The other amendments were approved by last year’s joint session and appeared on the ballot last spring, but did not pass because not enough students voted.

For the amendments to pass, 10 percent of the student population must vote, and at least 51 percent of voters must approve, according to the constitution. 

“For this go around, all of the changes that we are proposing are pretty much the same, with the obvious exception of the portion about the eight percent allocation, which we opted to leave out last year because we felt we hadn’t spent enough time considering what change we could make there,” said Guida, a senior political communication major in an email to the Beacon. 

The constitutional amendments will be presented as a whole on the ballot, allowing students to vote to fully approve or reject of the revised document. 

Among the changes is a new description of secretary and chief justice responsibilities. Stated in Article IV Section One of the constitution, the secretary “shall have a vote in Executive Board meetings,” a privilege they are not currently granted, and as a result will become an elected position. 

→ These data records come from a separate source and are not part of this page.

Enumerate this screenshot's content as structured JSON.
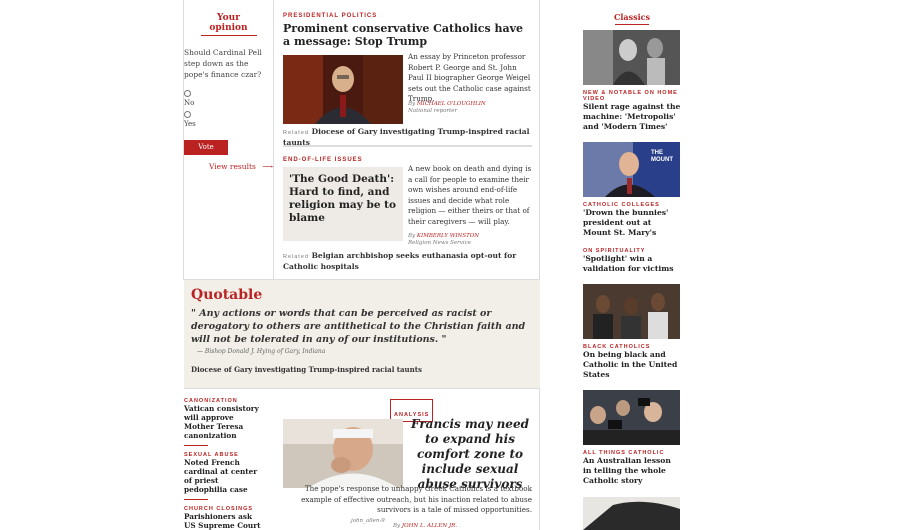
{
  "poll": {
    "title": "Your opinion",
    "question": "Should Cardinal Pell step down as the pope's finance czar?",
    "options": [
      "No",
      "Yes"
    ],
    "vote_label": "Vote",
    "results_label": "View results",
    "results_arrow": "⟶"
  },
  "story1": {
    "kicker": "Presidential Politics",
    "headline": "Prominent conservative Catholics have a message: Stop Trump",
    "body": "An essay by Princeton professor Robert P. George and St. John Paul II biographer George Weigel sets out the Catholic case against Trump.",
    "byline_prefix": "By",
    "author": "Michael O'Loughlin",
    "author_role": "National reporter",
    "related_label": "Related",
    "related": "Diocese of Gary investigating Trump-inspired racial taunts"
  },
  "story2": {
    "kicker": "End-of-life Issues",
    "headline": "'The Good Death': Hard to find, and religion may be to blame",
    "body": "A new book on death and dying is a call for people to examine their own wishes around end-of-life issues and decide what role religion — either theirs or that of their caregivers — will play.",
    "byline_prefix": "By",
    "author": "Kimberly Winston",
    "author_role": "Religion News Service",
    "related_label": "Related",
    "related": "Belgian archbishop seeks euthanasia opt-out for Catholic hospitals"
  },
  "quotable": {
    "title": "Quotable",
    "quote": "\" Any actions or words that can be perceived as racist or derogatory to others are antithetical to the Christian faith and will not be tolerated in any of our institutions. \"",
    "attribution": "— Bishop Donald J. Hying of Gary, Indiana",
    "link": "Diocese of Gary investigating Trump-inspired racial taunts"
  },
  "lower_left": [
    {
      "kicker": "Canonization",
      "title": "Vatican consistory will approve Mother Teresa canonization"
    },
    {
      "kicker": "Sexual Abuse",
      "title": "Noted French cardinal at center of priest pedophilia case"
    },
    {
      "kicker": "Church Closings",
      "title": "Parishioners ask US Supreme Court"
    }
  ],
  "analysis": {
    "badge": "Analysis",
    "headline": "Francis may need to expand his comfort zone to include sexual abuse survivors",
    "body": "The pope's response to unhappy Greek Catholics is a textbook example of effective outreach, but his inaction related to abuse survivors is a tale of missed opportunities.",
    "credit": "john_allen-9",
    "byline_prefix": "By",
    "author": "John L. Allen Jr."
  },
  "rail": {
    "title": "Classics",
    "items": [
      {
        "kicker": "New & Notable on Home Video",
        "title": "Silent rage against the machine: 'Metropolis' and 'Modern Times'"
      },
      {
        "kicker": "Catholic Colleges",
        "title": "'Drown the bunnies' president out at Mount St. Mary's"
      },
      {
        "kicker": "On Spirituality",
        "title": "'Spotlight' win a validation for victims"
      },
      {
        "kicker": "Black Catholics",
        "title": "On being black and Catholic in the United States"
      },
      {
        "kicker": "All Things Catholic",
        "title": "An Australian lesson in telling the whole Catholic story"
      }
    ],
    "sign_text": "THE MOUNT"
  },
  "colors": {
    "accent": "#bb2222",
    "quotable_bg": "#f2efe9"
  }
}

In addition, duties of the executive board members, vice treasurer, all commissioners, senate positions, and the financial advisory board were altered. It is also now stated that to maintain membership of the SGA, a student must hold a 2.7 GPA, rather than a 2.5. 

Freshman Darien Carpenter said he disagrees with the proposed GPA requirement. 

“You shouldn’t be chosen by how smart you are,” said the visual and media arts major. “A person can be a great leader without outstanding grades in classes.”

Zaman, who will become president next semester when President Jeffrey Rizzi steps down, said that the amendments will hold SGA members more accountable for their positions. 

While there has been little public discussion about most amendments, vociferous arguments erupted on social networking websites Saturday when members of the Beacon’s editorial board and SGA officials began debating the ethics of ceding control over the newspaper’s funding to the government it reports on.

Michael Perotto, a junior marketing communication major, said he is bothered by the arguments that have risen through Facebook, and is disappointed in his peers. 

“It’s just frustrating, it makes me not want to even listen to them,” Perotto said. “You talk to someone face to face, in front of a crowd, not spatting on a computer. We’re all supposed to be colleagues.”

SGA President Jeffrey Rizzi said that he will be using public forums to promote the vote, as opposed to what to vote on, as some of his colleagues have done. 

“I am endorsing peoples’ right to vote,” said the senior performing arts major. “I’m not pushing for any particular issue, I’m not going to put words into any one’s mouth.”